How To Stay On Top Of Your Own $$$ When You’re The Boss

How To Stay On Top Of Your Own $$$ When You’re The Boss

Even those in the most creative fields, it’s a stone cold fact: If you want to make money freelancing you need to be on top of your money. Thankfully, there’s no need to buy ribbon for your accountant calculator and fish out that green visor (unless it’s to make a fashion statement) because with careful planning and tools like QuickBooks Self-Employed that make staying organized easy, you can make a great living.

Eyes Wide Open

Before you get started working for yourself, it’s incredibly helpful to get a handle on your personal finances, and know what you need to make in order to, you know, live. Freelancers are often surprised that they don’t take home as much as they expected when they first start out. Remember, your total annual tax burden will include self-employed (SE) tax, federal tax, and state tax. Of course, how much of your income you put aside (as well as how much you’re ultimately taxed) looks different for everyone. But generally speaking, putting aside between 15 to 30 percent will be enough to cover yourself. Check out this resource to estimate your own tax needs.

Also, the self-employed are responsible for all of their healthcare expenses, as well as any retirement savings, read: No more corporate matching, boo! You’ll need to have money on-hand and enough cash coming in to seed expenses, save for taxes, contribute to a retirement account and still meet your personal financial goals.

Head of Communications at QuickBooks Self-Employed, Kimmie Greene, knows all too well about the importance of starting out your freelance path on the right foot. “By no means should the amount you need to live today, limit what you should make in a given year,” she says, “but knowing this baseline is helpful in figuring out what you need to charge, so you aren’t surprised down the line.”

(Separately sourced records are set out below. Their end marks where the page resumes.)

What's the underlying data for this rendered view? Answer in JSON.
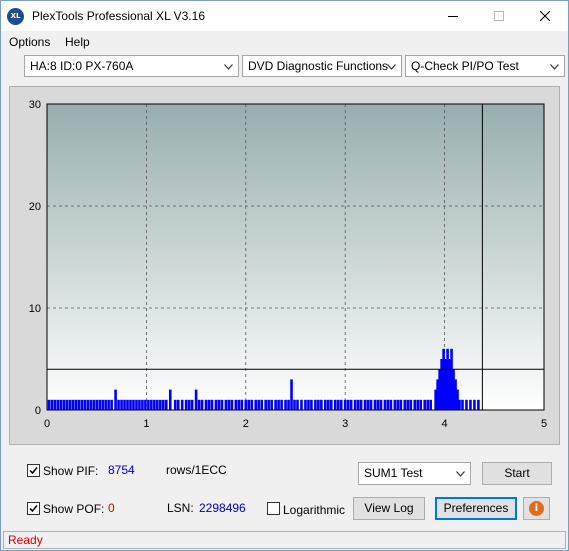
{
  "window": {
    "title": "PlexTools Professional XL V3.16",
    "icon_text": "XL"
  },
  "menu": {
    "options": "Options",
    "help": "Help"
  },
  "toolbar": {
    "drive": "HA:8 ID:0  PX-760A",
    "function": "DVD Diagnostic Functions",
    "test": "Q-Check PI/PO Test"
  },
  "chart_data": {
    "type": "bar",
    "title": "",
    "xlabel": "",
    "ylabel": "",
    "xlim": [
      0,
      5
    ],
    "ylim": [
      0,
      30
    ],
    "x_ticks": [
      "0",
      "1",
      "2",
      "3",
      "4",
      "5"
    ],
    "y_ticks": [
      "0",
      "10",
      "20",
      "30"
    ],
    "grid": true,
    "threshold_y": 4,
    "end_marker_x": 4.38,
    "colors": {
      "bars": "#0000ff",
      "cursor": "#000000"
    },
    "series": [
      {
        "values": [
          [
            0.02,
            1
          ],
          [
            0.05,
            1
          ],
          [
            0.08,
            1
          ],
          [
            0.11,
            1
          ],
          [
            0.14,
            1
          ],
          [
            0.17,
            1
          ],
          [
            0.2,
            1
          ],
          [
            0.23,
            1
          ],
          [
            0.26,
            1
          ],
          [
            0.29,
            1
          ],
          [
            0.32,
            1
          ],
          [
            0.35,
            1
          ],
          [
            0.38,
            1
          ],
          [
            0.41,
            1
          ],
          [
            0.44,
            1
          ],
          [
            0.47,
            1
          ],
          [
            0.5,
            1
          ],
          [
            0.53,
            1
          ],
          [
            0.56,
            1
          ],
          [
            0.59,
            1
          ],
          [
            0.62,
            1
          ],
          [
            0.65,
            1
          ],
          [
            0.69,
            2
          ],
          [
            0.72,
            1
          ],
          [
            0.75,
            1
          ],
          [
            0.78,
            1
          ],
          [
            0.81,
            1
          ],
          [
            0.84,
            1
          ],
          [
            0.87,
            1
          ],
          [
            0.9,
            1
          ],
          [
            0.93,
            1
          ],
          [
            0.96,
            1
          ],
          [
            0.99,
            1
          ],
          [
            1.02,
            1
          ],
          [
            1.05,
            1
          ],
          [
            1.08,
            1
          ],
          [
            1.11,
            1
          ],
          [
            1.14,
            1
          ],
          [
            1.17,
            1
          ],
          [
            1.2,
            1
          ],
          [
            1.24,
            2
          ],
          [
            1.29,
            1
          ],
          [
            1.32,
            1
          ],
          [
            1.36,
            1
          ],
          [
            1.4,
            1
          ],
          [
            1.43,
            1
          ],
          [
            1.46,
            1
          ],
          [
            1.5,
            2
          ],
          [
            1.53,
            1
          ],
          [
            1.56,
            1
          ],
          [
            1.6,
            1
          ],
          [
            1.63,
            1
          ],
          [
            1.66,
            1
          ],
          [
            1.7,
            1
          ],
          [
            1.73,
            1
          ],
          [
            1.76,
            1
          ],
          [
            1.8,
            1
          ],
          [
            1.83,
            1
          ],
          [
            1.86,
            1
          ],
          [
            1.9,
            1
          ],
          [
            1.93,
            1
          ],
          [
            1.96,
            1
          ],
          [
            2.0,
            1
          ],
          [
            2.03,
            1
          ],
          [
            2.06,
            1
          ],
          [
            2.1,
            1
          ],
          [
            2.13,
            1
          ],
          [
            2.16,
            1
          ],
          [
            2.2,
            1
          ],
          [
            2.23,
            1
          ],
          [
            2.26,
            1
          ],
          [
            2.3,
            1
          ],
          [
            2.33,
            1
          ],
          [
            2.36,
            1
          ],
          [
            2.4,
            1
          ],
          [
            2.43,
            1
          ],
          [
            2.46,
            3
          ],
          [
            2.49,
            1
          ],
          [
            2.52,
            1
          ],
          [
            2.56,
            1
          ],
          [
            2.6,
            1
          ],
          [
            2.63,
            1
          ],
          [
            2.66,
            1
          ],
          [
            2.7,
            1
          ],
          [
            2.73,
            1
          ],
          [
            2.76,
            1
          ],
          [
            2.8,
            1
          ],
          [
            2.83,
            1
          ],
          [
            2.86,
            1
          ],
          [
            2.9,
            1
          ],
          [
            2.93,
            1
          ],
          [
            2.96,
            1
          ],
          [
            3.0,
            1
          ],
          [
            3.03,
            1
          ],
          [
            3.06,
            1
          ],
          [
            3.1,
            1
          ],
          [
            3.13,
            1
          ],
          [
            3.16,
            1
          ],
          [
            3.2,
            1
          ],
          [
            3.23,
            1
          ],
          [
            3.26,
            1
          ],
          [
            3.3,
            1
          ],
          [
            3.33,
            1
          ],
          [
            3.36,
            1
          ],
          [
            3.4,
            1
          ],
          [
            3.43,
            1
          ],
          [
            3.46,
            1
          ],
          [
            3.5,
            1
          ],
          [
            3.53,
            1
          ],
          [
            3.56,
            1
          ],
          [
            3.6,
            1
          ],
          [
            3.63,
            1
          ],
          [
            3.66,
            1
          ],
          [
            3.7,
            1
          ],
          [
            3.73,
            1
          ],
          [
            3.76,
            1
          ],
          [
            3.8,
            1
          ],
          [
            3.83,
            1
          ],
          [
            3.86,
            1
          ],
          [
            3.91,
            2
          ],
          [
            3.93,
            3
          ],
          [
            3.95,
            4
          ],
          [
            3.97,
            5
          ],
          [
            3.99,
            6
          ],
          [
            4.01,
            5
          ],
          [
            4.03,
            6
          ],
          [
            4.05,
            5
          ],
          [
            4.07,
            6
          ],
          [
            4.09,
            4
          ],
          [
            4.11,
            3
          ],
          [
            4.13,
            2
          ],
          [
            4.15,
            1
          ],
          [
            4.18,
            1
          ],
          [
            4.22,
            1
          ],
          [
            4.26,
            1
          ],
          [
            4.3,
            1
          ],
          [
            4.34,
            1
          ]
        ]
      }
    ]
  },
  "panel": {
    "show_pif_label": "Show PIF:",
    "pif_value": "8754",
    "pif_unit": "rows/1ECC",
    "show_pof_label": "Show POF:",
    "pof_value": "0",
    "lsn_label": "LSN:",
    "lsn_value": "2298496",
    "logarithmic_label": "Logarithmic",
    "sum_test": "SUM1 Test",
    "start_button": "Start",
    "view_log_button": "View Log",
    "preferences_button": "Preferences",
    "show_pif_checked": true,
    "show_pof_checked": true,
    "logarithmic_checked": false
  },
  "status": {
    "text": "Ready"
  }
}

Accounts, accounting, accountability

In the immortal words of that punk band you used to like, “You gotta keep ‘em separated.’’ And by that, we mean your accounts.

  • Open a business bank account (do NOT use your personal account. Why risk it?)
  • Open a IRA account to save for retirement.
  • Keep tabs on your finances right from your smartphone. Sort business from personal with a swipe and track your progress on the move, by connecting your checking account to QuickBooks Self-Employed. Added bonus: Everything being in one place will make tax time less of a crunch.
Join the track team

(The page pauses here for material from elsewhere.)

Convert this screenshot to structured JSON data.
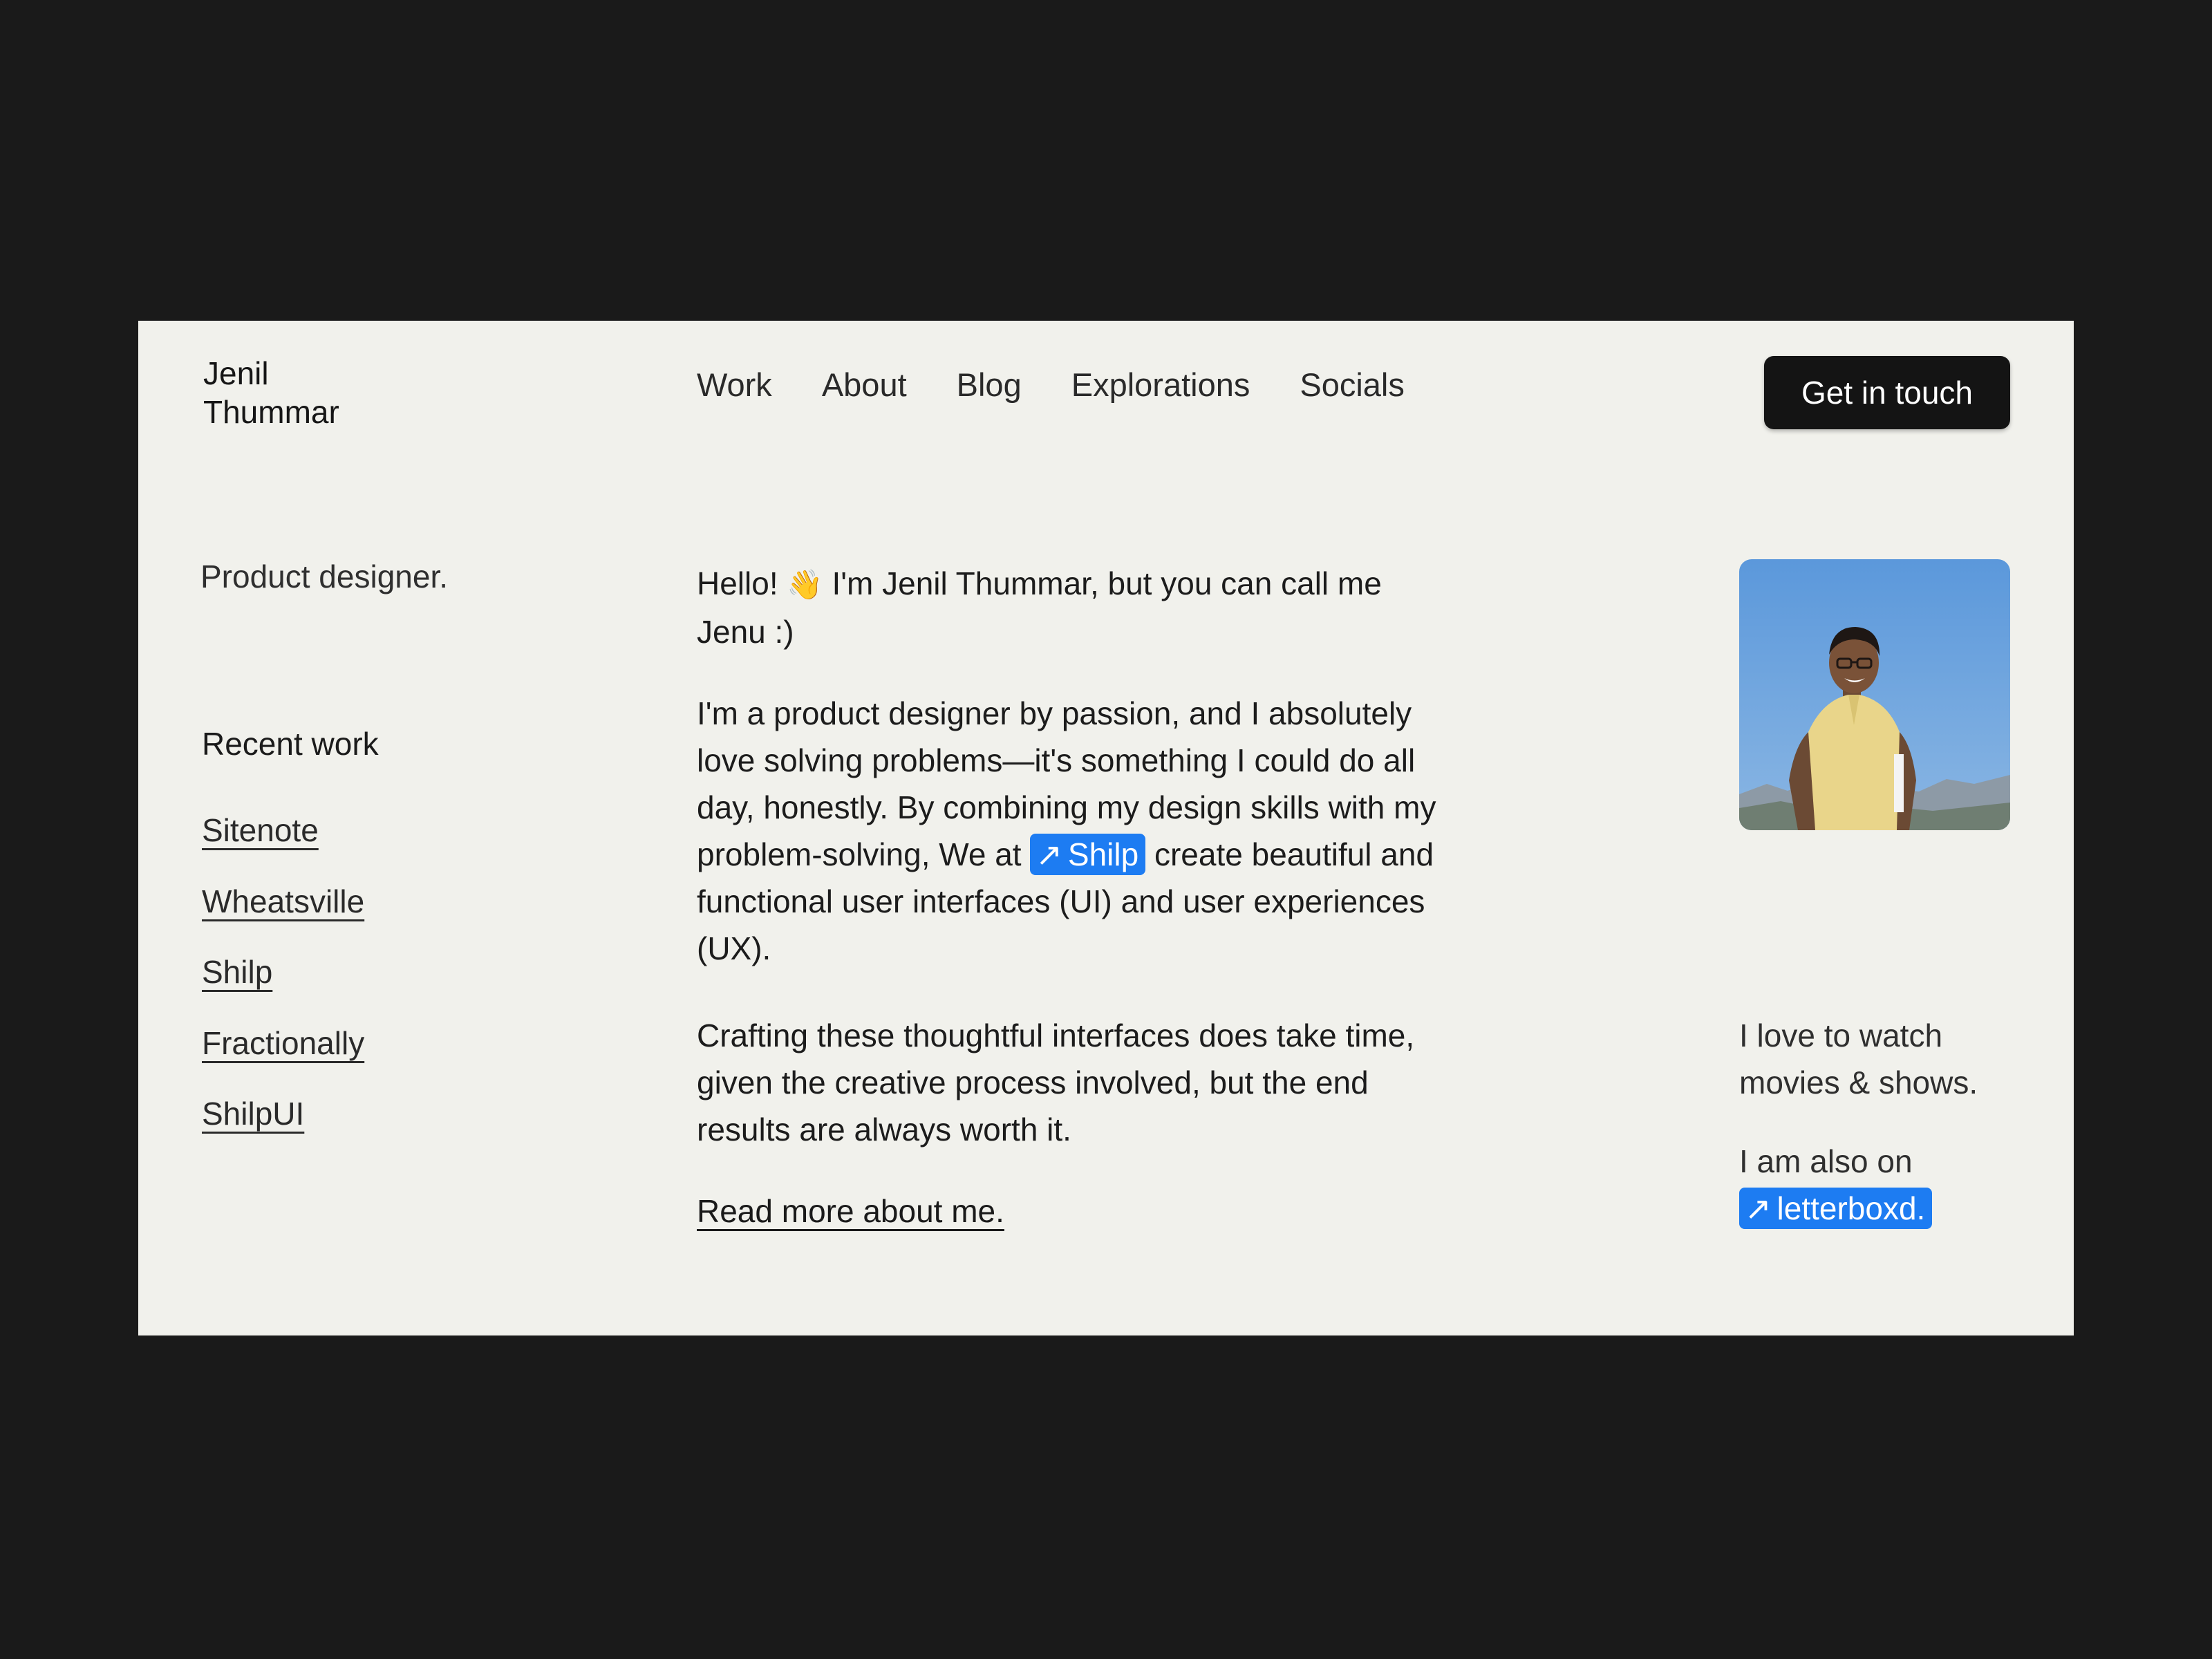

Why walk 500 miles when you can drive and get a tax deduction? Writing of your tax expenses—and asking yourself, “Can I expense this?”—will be a big part of your self-employed life, my friend. As long as an expense has to do with your business, it’s fair game come tax time. That means stuff for your home office, the bill for your coworking space, work-related travel, and much more, could be totally redeemable. That means keeping the receipts, figuratively and very literally.

Use the automatic mileage tracking feature on the QuickBooks Self-Employed app to automatically track your miles without draining your battery. By using Mileage Tracking you can find an average of $7,393 in potential mileage deductions per year.
Snap photos of all your business-related receipts with an app like QuickBooks Self-Employed’s receipt capture (it’s as easy as taking a selfie!) for on-the-go tracking and a much less painful tax prep experience down the road.

Tax on, tax off

Let’s be real, doing your taxes when you’re self-employed is a battle, but by tracking, saving, plus some good advice, it doesn’t have to be a war. A general good rule of thumb offered by most experts is to start by saving 20 percent—just figure that money is someone else’s and that someone else is Uncle Sam and the state you’re in.”

  • Save for taxes every paycheckSave a minimum of 15 to 30 percent of each paycheck to cover federal taxes, state taxes and social security/self-employment tax. Though, depending on your income level, that number may be higher. Check out your estimated percentage here.Be sure to save for your state taxes as well. You can see your state’s rate here.
  • Pay upGenerally, in addition to filing taxes by April 15, freelancers also pay quarterly taxes based on quarterly estimates. QuickBooks Self-Employed will create those estimates for you making file taxes a breeze.
  • Deduct awayAs a freelancer there are a lot of things that you have to pay for that most full-time employees don’t. Everything from gas, to business cards, to your rent, can be a tax deduction. Keep careful records of all these expenses in QuickBooks and you could save a lot of money when you file your annual taxes. Intuit Turbotax can help you identify a lot of these deductions, but it might be a good idea to work with an accountant to get a full idea of what you can write off.

Find out more about the self-employed life by downloading our free financial crash course in becoming self-employed, from us and QuickBooks.